Brrr … it’s cold out there! Children are flocking to the television in hopes of hearing there will be a snow day; the bread and milk aisles at grocery stores are empty because of an impending snow storm; and utility trucks are out spraying salt or salt water on the roads.
We all know why the first two happen – kids are excited for a day off of school filled with hot chocolate and snowmen. Adults are stocking up on necessities. But what’s up with those trucks?
Salt that’s dumped on top of ice relies on the sun or the friction of car tires driving over it to initially melt the ice to a slush that can mix with the salt and then won’t refreeze. Pre-treating with solid salt relies on the warmer road surface to initially melt any snow or freezing rain so that it can properly mix with the salt. This is also why pre-treatment of bridges – which are colder than other roads – does not typically work, and why you see “bridge freezes before road” signs.
These salt solutions decrease the freezing temperature of water to around 15 F. So, unfortunately for folks facing truly frigid temps, treating with salt won’t get rid of ice on their roads.
An alternative strategy used at these lower temperatures is putting sand on the ice. Sand doesn’t change the melting temperature, it just provides a rough surface for your tires to prevent slipping and sliding.
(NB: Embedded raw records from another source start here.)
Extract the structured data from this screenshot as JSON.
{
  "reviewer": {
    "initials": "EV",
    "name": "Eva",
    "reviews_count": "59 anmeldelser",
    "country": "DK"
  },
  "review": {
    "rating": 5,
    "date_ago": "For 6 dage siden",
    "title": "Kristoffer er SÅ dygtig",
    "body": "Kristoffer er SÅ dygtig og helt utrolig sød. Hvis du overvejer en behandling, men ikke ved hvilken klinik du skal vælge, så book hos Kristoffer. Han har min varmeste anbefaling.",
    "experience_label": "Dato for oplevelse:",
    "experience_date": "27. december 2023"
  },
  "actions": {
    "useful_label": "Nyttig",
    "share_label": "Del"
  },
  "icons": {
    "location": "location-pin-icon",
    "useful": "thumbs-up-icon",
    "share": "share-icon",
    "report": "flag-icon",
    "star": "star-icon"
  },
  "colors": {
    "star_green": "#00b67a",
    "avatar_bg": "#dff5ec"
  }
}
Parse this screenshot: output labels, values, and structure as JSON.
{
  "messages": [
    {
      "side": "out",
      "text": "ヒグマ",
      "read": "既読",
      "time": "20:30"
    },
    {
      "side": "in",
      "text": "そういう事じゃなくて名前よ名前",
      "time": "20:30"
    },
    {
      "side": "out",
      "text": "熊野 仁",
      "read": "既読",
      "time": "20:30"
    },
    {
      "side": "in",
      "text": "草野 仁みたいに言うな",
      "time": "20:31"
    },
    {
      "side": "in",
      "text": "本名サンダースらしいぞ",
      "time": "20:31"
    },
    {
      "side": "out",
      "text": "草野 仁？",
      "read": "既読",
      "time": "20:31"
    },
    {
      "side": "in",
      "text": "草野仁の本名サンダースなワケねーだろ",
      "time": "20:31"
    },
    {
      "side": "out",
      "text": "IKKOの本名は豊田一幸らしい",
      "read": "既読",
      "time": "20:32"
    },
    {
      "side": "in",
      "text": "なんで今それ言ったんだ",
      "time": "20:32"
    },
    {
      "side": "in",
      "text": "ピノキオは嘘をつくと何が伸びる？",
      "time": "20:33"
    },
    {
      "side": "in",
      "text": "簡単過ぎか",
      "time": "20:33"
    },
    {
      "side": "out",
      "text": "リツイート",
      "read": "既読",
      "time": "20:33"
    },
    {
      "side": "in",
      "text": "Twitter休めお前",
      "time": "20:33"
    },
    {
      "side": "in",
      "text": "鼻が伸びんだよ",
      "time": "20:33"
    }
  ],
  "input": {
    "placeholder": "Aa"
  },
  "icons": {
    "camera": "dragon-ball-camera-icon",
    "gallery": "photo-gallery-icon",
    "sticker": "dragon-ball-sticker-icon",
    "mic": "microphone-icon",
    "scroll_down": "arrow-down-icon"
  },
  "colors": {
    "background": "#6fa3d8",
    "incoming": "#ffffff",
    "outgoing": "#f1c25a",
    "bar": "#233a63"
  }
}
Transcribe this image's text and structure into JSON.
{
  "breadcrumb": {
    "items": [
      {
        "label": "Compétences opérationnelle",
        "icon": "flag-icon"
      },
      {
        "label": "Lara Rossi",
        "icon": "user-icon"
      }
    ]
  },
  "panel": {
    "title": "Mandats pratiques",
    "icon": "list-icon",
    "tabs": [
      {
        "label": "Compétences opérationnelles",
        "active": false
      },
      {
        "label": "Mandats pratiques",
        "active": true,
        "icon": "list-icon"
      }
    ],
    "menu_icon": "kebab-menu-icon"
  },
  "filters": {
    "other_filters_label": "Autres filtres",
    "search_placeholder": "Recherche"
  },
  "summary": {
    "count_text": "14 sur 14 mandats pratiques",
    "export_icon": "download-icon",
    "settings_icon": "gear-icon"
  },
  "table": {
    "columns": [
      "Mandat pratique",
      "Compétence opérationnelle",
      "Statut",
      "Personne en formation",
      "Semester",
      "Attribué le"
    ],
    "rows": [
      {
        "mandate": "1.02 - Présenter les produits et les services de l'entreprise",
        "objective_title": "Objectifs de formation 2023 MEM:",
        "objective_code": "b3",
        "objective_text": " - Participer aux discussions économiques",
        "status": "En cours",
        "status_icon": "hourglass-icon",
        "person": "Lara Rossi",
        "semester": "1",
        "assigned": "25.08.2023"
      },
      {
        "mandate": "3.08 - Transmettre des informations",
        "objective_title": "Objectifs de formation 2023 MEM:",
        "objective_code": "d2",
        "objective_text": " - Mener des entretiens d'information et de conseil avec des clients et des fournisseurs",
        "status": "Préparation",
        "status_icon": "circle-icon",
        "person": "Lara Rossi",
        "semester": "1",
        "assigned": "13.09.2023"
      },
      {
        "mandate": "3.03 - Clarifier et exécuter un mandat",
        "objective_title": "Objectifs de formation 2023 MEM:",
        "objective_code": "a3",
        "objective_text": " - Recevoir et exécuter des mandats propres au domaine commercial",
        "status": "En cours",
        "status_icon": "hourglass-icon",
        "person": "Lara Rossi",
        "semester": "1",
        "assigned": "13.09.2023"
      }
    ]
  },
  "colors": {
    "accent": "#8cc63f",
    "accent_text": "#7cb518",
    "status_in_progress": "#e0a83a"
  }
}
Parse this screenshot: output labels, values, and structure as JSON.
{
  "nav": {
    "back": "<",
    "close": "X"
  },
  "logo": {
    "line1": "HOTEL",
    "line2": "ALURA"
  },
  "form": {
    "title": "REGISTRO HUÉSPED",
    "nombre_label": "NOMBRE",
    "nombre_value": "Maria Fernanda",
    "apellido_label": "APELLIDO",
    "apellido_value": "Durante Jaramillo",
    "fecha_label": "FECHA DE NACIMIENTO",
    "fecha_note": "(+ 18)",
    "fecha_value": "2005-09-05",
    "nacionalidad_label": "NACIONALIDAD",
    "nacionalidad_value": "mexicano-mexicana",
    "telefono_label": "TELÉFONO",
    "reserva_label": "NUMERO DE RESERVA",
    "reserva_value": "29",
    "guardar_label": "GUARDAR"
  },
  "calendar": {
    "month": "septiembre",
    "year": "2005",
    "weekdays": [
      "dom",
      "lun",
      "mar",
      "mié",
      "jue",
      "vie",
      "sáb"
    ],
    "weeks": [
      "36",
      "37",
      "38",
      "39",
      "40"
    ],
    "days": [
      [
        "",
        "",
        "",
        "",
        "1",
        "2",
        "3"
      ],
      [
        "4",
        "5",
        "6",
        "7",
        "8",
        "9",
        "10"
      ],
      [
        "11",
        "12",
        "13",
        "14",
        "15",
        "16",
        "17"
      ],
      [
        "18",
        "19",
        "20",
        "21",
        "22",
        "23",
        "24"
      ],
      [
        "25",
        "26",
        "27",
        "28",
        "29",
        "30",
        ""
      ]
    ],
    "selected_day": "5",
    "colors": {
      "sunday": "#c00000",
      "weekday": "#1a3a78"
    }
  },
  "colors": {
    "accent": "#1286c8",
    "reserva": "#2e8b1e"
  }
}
The science of freezing point depression can be applied to any solution, and many research groups have focused on developing alternatives with fewer negative environmental consequences. They include additives such as molasses and beet juice. So maybe you can look forward to cleaning not just white salt off the bottom of your jeans after a winter walk, but pink salt as well.